"All the guys were saying, 'if you lose your hair we will shave our heads,'” said Deborah Lukehart. “We were all sitting there having a beer one day when our friend, who is a barber, told us we should all go to his shop and he’d shave our heads for free; so we did."
Lukehart has lived in Page since 1989 and has worked at the Lake Powell Golf course for ten years. She remains perplexed by the bold gesture her friends conducted as a show of support and cameraderie to the expected effects of her chemotherapy.
The coworkers and friends of Lukehart who, without hesitation, joined the ceremonial shaving event are Steve Dordan, Jim Davis, Larry Evans, Lynn Hunter, Greg Goss, and Gordon Mahon. Modern day activism, promoting support and bringing awareness to the reality of cancer, can be found on t-shirts boldly printed with "Cancer sucks" or on bumper stickers silently shouting, "I hate cancer."
There is no shortage for those who hate cancer. Comparatively, there is no shortage of those who love and support those battling cancer. The human race, in all its intricacies and complexities, responds to hardship differently based on individuals. No two humans have the same reaction when faced with adversity. The regrettable statistics of cancer in America in which an estimated 12.7 million people each year are diagnosed with cancer, is proof that the disease is a hardship that clouds above them all.
With the small town support from close, committed friends, as well as the financial support from The Cancer Outreach Center of Page Arizona, Lukehart's cancer story ceased to be about cancer and became one of support. With radiation lasting a challenging four months and demanding constant travel back and forth from Flagstaff, Lukehart's journey depicts exactly what you and I hope we would have in a similar situation: strength.
"There’s so many people who have it so much worse,” said Lukeheart. “I guess I just feel lucky." One brief face-to-face interaction with Lukehart will undoubtedly leave you feeling honored and recharged with fresh perspective. Her unmatched wits and unwavering positivity are just the characteristic "trick" (as she calls it) to keep strong in the fight. Though Lukehart finds it surprising at the massive amount of support she received from the town, Hunter speaks for group by saying, "It’s really the least we could do."
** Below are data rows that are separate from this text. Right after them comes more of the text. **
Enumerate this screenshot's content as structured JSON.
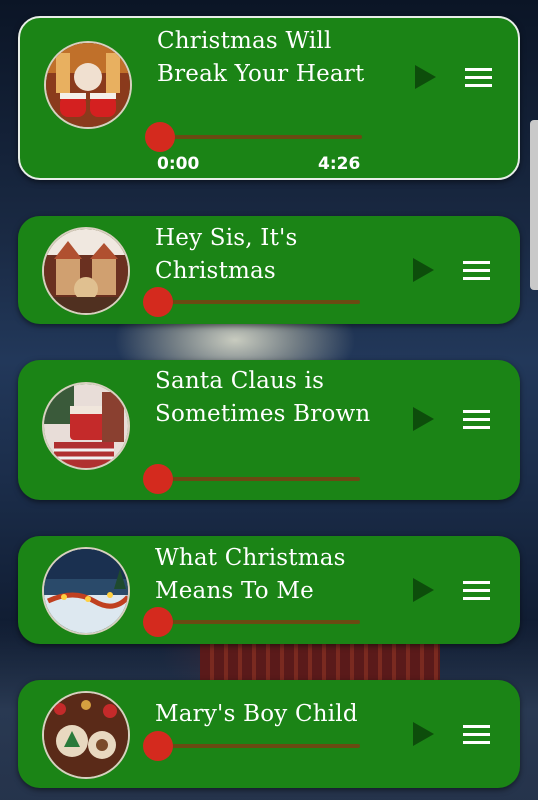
{
  "player": {
    "current_song": {
      "title": "Christmas Will Break Your Heart",
      "elapsed": "0:00",
      "duration": "4:26",
      "progress": 0
    }
  },
  "playlist": [
    {
      "title": "Christmas Will Break Your Heart",
      "active": true,
      "progress": 0
    },
    {
      "title": "Hey Sis, It's Christmas",
      "active": false,
      "progress": 0
    },
    {
      "title": "Santa Claus is Sometimes Brown",
      "active": false,
      "progress": 0
    },
    {
      "title": "What Christmas Means To Me",
      "active": false,
      "progress": 0
    },
    {
      "title": "Mary's Boy Child",
      "active": false,
      "progress": 0
    }
  ],
  "icons": {
    "play": "play-icon",
    "menu": "hamburger-menu-icon"
  },
  "colors": {
    "card": "#1b8416",
    "play_icon": "#0d4d0b",
    "seek_knob": "#d42a1e",
    "seek_track": "#6a4a12",
    "active_border": "#e8eee8"
  }
}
Lukehart's view on her own attitude is equally as charming as self-motivated,
"I have got to be positive; if i'm not, I've got this whole line of people behind me who will kick my fanny."